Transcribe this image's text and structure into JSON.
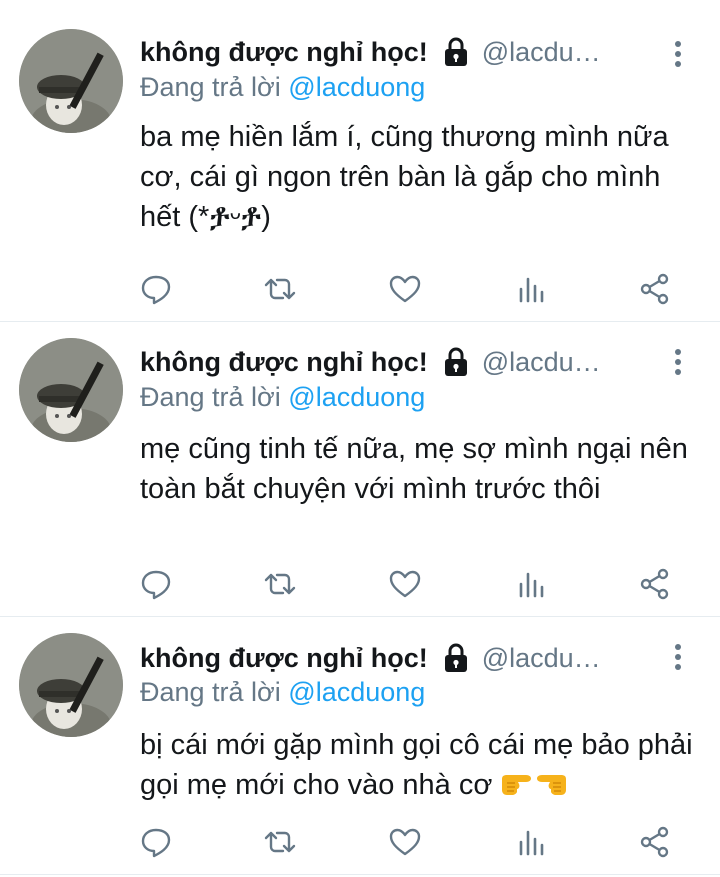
{
  "tweets": [
    {
      "display_name": "không được nghỉ học!",
      "handle": "@lacdu…",
      "reply_prefix": "Đang trả lời",
      "reply_mention": "@lacduong",
      "text": "ba mẹ hiền lắm í, cũng thương mình nữa cơ, cái gì ngon trên bàn là gắp cho mình hết (*ⶆᵕⶆ)",
      "emoji": []
    },
    {
      "display_name": "không được nghỉ học!",
      "handle": "@lacdu…",
      "reply_prefix": "Đang trả lời",
      "reply_mention": "@lacduong",
      "text": "mẹ cũng tinh tế nữa, mẹ sợ mình ngại nên toàn bắt chuyện với mình trước thôi",
      "emoji": []
    },
    {
      "display_name": "không được nghỉ học!",
      "handle": "@lacdu…",
      "reply_prefix": "Đang trả lời",
      "reply_mention": "@lacduong",
      "text": "bị cái mới gặp mình gọi cô cái mẹ bảo phải gọi mẹ mới cho vào nhà cơ",
      "emoji": [
        "pointing-right-emoji",
        "pointing-left-emoji"
      ]
    }
  ],
  "icons": {
    "lock": "lock-icon",
    "more": "more-vertical-icon",
    "reply": "reply-icon",
    "retweet": "retweet-icon",
    "like": "heart-icon",
    "stats": "analytics-icon",
    "share": "share-icon"
  },
  "colors": {
    "text": "#14171a",
    "secondary": "#657786",
    "mention": "#1da1f2",
    "divider": "#e6ecf0"
  }
}
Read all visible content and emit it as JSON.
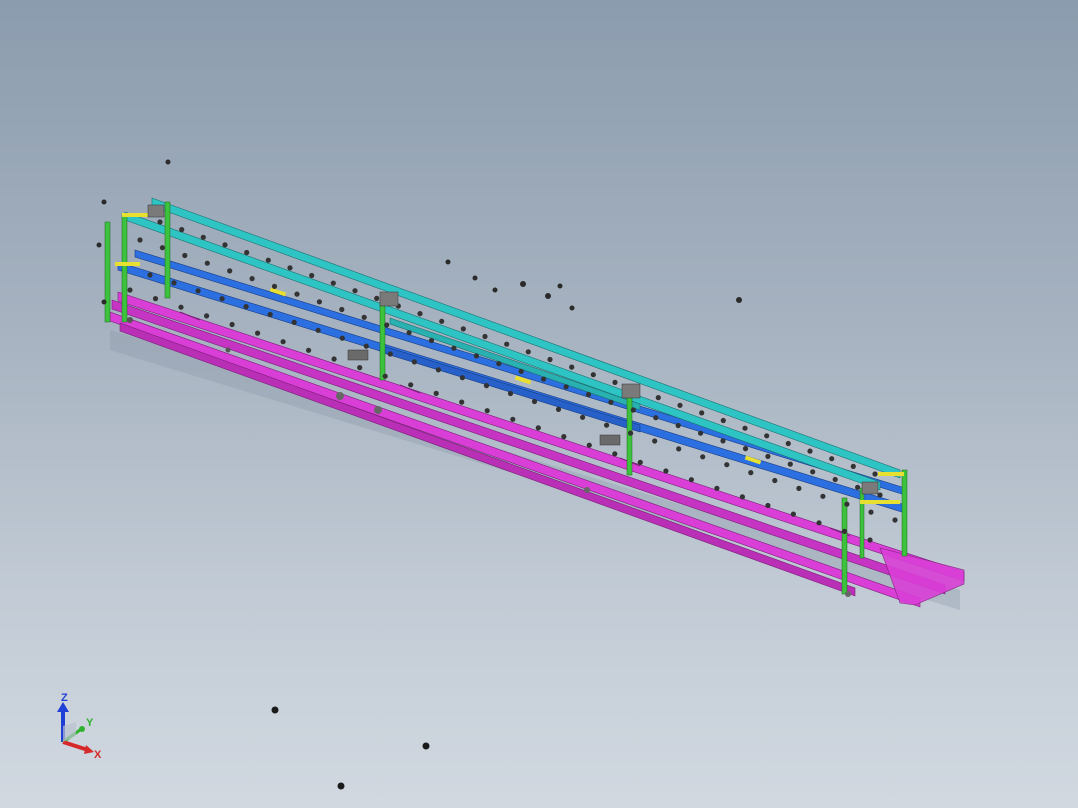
{
  "viewport": {
    "background_top": "#8b9cae",
    "background_bottom": "#d1d8e0"
  },
  "model": {
    "colors": {
      "frame_top": "#2fc4c4",
      "frame_middle": "#2c6fe0",
      "frame_bottom": "#d93fd6",
      "uprights": "#3cc23c",
      "brackets": "#e8e030",
      "fasteners": "#2a2a2a"
    }
  },
  "triad": {
    "z_label": "Z",
    "y_label": "Y",
    "x_label": "X",
    "z_color": "#1f3fd6",
    "y_color": "#2fb22f",
    "x_color": "#d62a2a"
  }
}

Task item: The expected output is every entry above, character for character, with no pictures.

Answer for this exercise:
Transcribe this image's text and structure into JSON.
{
  "tweets": [
    {
      "display_name": "không được nghỉ học!",
      "handle": "@lacdu…",
      "reply_prefix": "Đang trả lời",
      "reply_mention": "@lacduong",
      "text": "ba mẹ hiền lắm í, cũng thương mình nữa cơ, cái gì ngon trên bàn là gắp cho mình hết (*ⶆᵕⶆ)",
      "emoji": []
    },
    {
      "display_name": "không được nghỉ học!",
      "handle": "@lacdu…",
      "reply_prefix": "Đang trả lời",
      "reply_mention": "@lacduong",
      "text": "mẹ cũng tinh tế nữa, mẹ sợ mình ngại nên toàn bắt chuyện với mình trước thôi",
      "emoji": []
    },
    {
      "display_name": "không được nghỉ học!",
      "handle": "@lacdu…",
      "reply_prefix": "Đang trả lời",
      "reply_mention": "@lacduong",
      "text": "bị cái mới gặp mình gọi cô cái mẹ bảo phải gọi mẹ mới cho vào nhà cơ",
      "emoji": [
        "pointing-right-emoji",
        "pointing-left-emoji"
      ]
    }
  ],
  "icons": {
    "lock": "lock-icon",
    "more": "more-vertical-icon",
    "reply": "reply-icon",
    "retweet": "retweet-icon",
    "like": "heart-icon",
    "stats": "analytics-icon",
    "share": "share-icon"
  },
  "colors": {
    "text": "#14171a",
    "secondary": "#657786",
    "mention": "#1da1f2",
    "divider": "#e6ecf0"
  }
}
Read all visible content and emit it as JSON.
{
  "viewport": {
    "background_top": "#8b9cae",
    "background_bottom": "#d1d8e0"
  },
  "model": {
    "colors": {
      "frame_top": "#2fc4c4",
      "frame_middle": "#2c6fe0",
      "frame_bottom": "#d93fd6",
      "uprights": "#3cc23c",
      "brackets": "#e8e030",
      "fasteners": "#2a2a2a"
    }
  },
  "triad": {
    "z_label": "Z",
    "y_label": "Y",
    "x_label": "X",
    "z_color": "#1f3fd6",
    "y_color": "#2fb22f",
    "x_color": "#d62a2a"
  }
}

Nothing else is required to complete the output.